Work order: The entries are to be duplicated exactly, with nothing left out.
[Dataset Boundary: Start]
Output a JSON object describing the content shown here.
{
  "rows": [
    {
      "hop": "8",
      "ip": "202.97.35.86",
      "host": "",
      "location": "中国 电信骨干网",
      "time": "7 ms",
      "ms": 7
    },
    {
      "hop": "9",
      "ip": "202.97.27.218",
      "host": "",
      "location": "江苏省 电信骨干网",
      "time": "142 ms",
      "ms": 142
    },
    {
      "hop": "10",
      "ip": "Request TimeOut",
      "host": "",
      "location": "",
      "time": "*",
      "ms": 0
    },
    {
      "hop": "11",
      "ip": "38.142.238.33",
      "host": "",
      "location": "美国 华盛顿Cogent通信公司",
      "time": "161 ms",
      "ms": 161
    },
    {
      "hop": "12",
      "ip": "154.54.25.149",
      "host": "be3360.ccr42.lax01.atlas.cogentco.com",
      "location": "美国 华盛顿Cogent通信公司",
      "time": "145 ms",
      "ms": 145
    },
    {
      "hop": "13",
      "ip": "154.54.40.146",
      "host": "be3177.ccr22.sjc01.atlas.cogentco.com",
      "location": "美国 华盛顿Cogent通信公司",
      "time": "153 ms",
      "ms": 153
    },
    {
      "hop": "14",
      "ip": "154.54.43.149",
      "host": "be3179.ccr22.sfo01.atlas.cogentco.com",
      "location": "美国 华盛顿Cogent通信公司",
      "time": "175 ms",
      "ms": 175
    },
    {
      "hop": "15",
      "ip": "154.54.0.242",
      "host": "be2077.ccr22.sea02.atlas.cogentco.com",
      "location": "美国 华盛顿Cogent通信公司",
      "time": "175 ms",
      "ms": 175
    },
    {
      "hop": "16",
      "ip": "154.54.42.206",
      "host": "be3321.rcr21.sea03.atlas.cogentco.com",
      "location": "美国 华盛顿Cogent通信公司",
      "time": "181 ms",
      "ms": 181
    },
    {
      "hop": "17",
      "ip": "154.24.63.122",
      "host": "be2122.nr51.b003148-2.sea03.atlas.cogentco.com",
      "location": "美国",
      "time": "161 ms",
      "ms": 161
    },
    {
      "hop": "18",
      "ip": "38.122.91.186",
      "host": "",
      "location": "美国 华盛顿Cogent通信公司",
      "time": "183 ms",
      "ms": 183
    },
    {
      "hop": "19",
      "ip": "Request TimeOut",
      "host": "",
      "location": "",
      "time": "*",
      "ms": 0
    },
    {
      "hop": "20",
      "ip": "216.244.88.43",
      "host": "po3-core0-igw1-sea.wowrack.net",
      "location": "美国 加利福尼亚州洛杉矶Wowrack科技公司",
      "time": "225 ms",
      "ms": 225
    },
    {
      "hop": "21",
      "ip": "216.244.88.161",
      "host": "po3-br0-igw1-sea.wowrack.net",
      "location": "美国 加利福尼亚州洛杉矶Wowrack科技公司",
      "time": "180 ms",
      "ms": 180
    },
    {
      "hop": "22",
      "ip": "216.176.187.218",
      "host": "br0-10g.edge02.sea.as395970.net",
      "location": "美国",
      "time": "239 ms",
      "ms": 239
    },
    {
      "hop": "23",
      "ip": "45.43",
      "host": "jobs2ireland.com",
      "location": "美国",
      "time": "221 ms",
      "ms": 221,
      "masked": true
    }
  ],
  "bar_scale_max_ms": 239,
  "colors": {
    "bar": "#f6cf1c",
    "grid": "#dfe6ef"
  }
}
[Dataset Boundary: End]
Solved problem:
Output a JSON object describing the content shown here.
{
  "rows": [
    {
      "hop": "8",
      "ip": "202.97.35.86",
      "host": "",
      "location": "中国 电信骨干网",
      "time": "7 ms",
      "ms": 7
    },
    {
      "hop": "9",
      "ip": "202.97.27.218",
      "host": "",
      "location": "江苏省 电信骨干网",
      "time": "142 ms",
      "ms": 142
    },
    {
      "hop": "10",
      "ip": "Request TimeOut",
      "host": "",
      "location": "",
      "time": "*",
      "ms": 0
    },
    {
      "hop": "11",
      "ip": "38.142.238.33",
      "host": "",
      "location": "美国 华盛顿Cogent通信公司",
      "time": "161 ms",
      "ms": 161
    },
    {
      "hop": "12",
      "ip": "154.54.25.149",
      "host": "be3360.ccr42.lax01.atlas.cogentco.com",
      "location": "美国 华盛顿Cogent通信公司",
      "time": "145 ms",
      "ms": 145
    },
    {
      "hop": "13",
      "ip": "154.54.40.146",
      "host": "be3177.ccr22.sjc01.atlas.cogentco.com",
      "location": "美国 华盛顿Cogent通信公司",
      "time": "153 ms",
      "ms": 153
    },
    {
      "hop": "14",
      "ip": "154.54.43.149",
      "host": "be3179.ccr22.sfo01.atlas.cogentco.com",
      "location": "美国 华盛顿Cogent通信公司",
      "time": "175 ms",
      "ms": 175
    },
    {
      "hop": "15",
      "ip": "154.54.0.242",
      "host": "be2077.ccr22.sea02.atlas.cogentco.com",
      "location": "美国 华盛顿Cogent通信公司",
      "time": "175 ms",
      "ms": 175
    },
    {
      "hop": "16",
      "ip": "154.54.42.206",
      "host": "be3321.rcr21.sea03.atlas.cogentco.com",
      "location": "美国 华盛顿Cogent通信公司",
      "time": "181 ms",
      "ms": 181
    },
    {
      "hop": "17",
      "ip": "154.24.63.122",
      "host": "be2122.nr51.b003148-2.sea03.atlas.cogentco.com",
      "location": "美国",
      "time": "161 ms",
      "ms": 161
    },
    {
      "hop": "18",
      "ip": "38.122.91.186",
      "host": "",
      "location": "美国 华盛顿Cogent通信公司",
      "time": "183 ms",
      "ms": 183
    },
    {
      "hop": "19",
      "ip": "Request TimeOut",
      "host": "",
      "location": "",
      "time": "*",
      "ms": 0
    },
    {
      "hop": "20",
      "ip": "216.244.88.43",
      "host": "po3-core0-igw1-sea.wowrack.net",
      "location": "美国 加利福尼亚州洛杉矶Wowrack科技公司",
      "time": "225 ms",
      "ms": 225
    },
    {
      "hop": "21",
      "ip": "216.244.88.161",
      "host": "po3-br0-igw1-sea.wowrack.net",
      "location": "美国 加利福尼亚州洛杉矶Wowrack科技公司",
      "time": "180 ms",
      "ms": 180
    },
    {
      "hop": "22",
      "ip": "216.176.187.218",
      "host": "br0-10g.edge02.sea.as395970.net",
      "location": "美国",
      "time": "239 ms",
      "ms": 239
    },
    {
      "hop": "23",
      "ip": "45.43",
      "host": "jobs2ireland.com",
      "location": "美国",
      "time": "221 ms",
      "ms": 221,
      "masked": true
    }
  ],
  "bar_scale_max_ms": 239,
  "colors": {
    "bar": "#f6cf1c",
    "grid": "#dfe6ef"
  }
}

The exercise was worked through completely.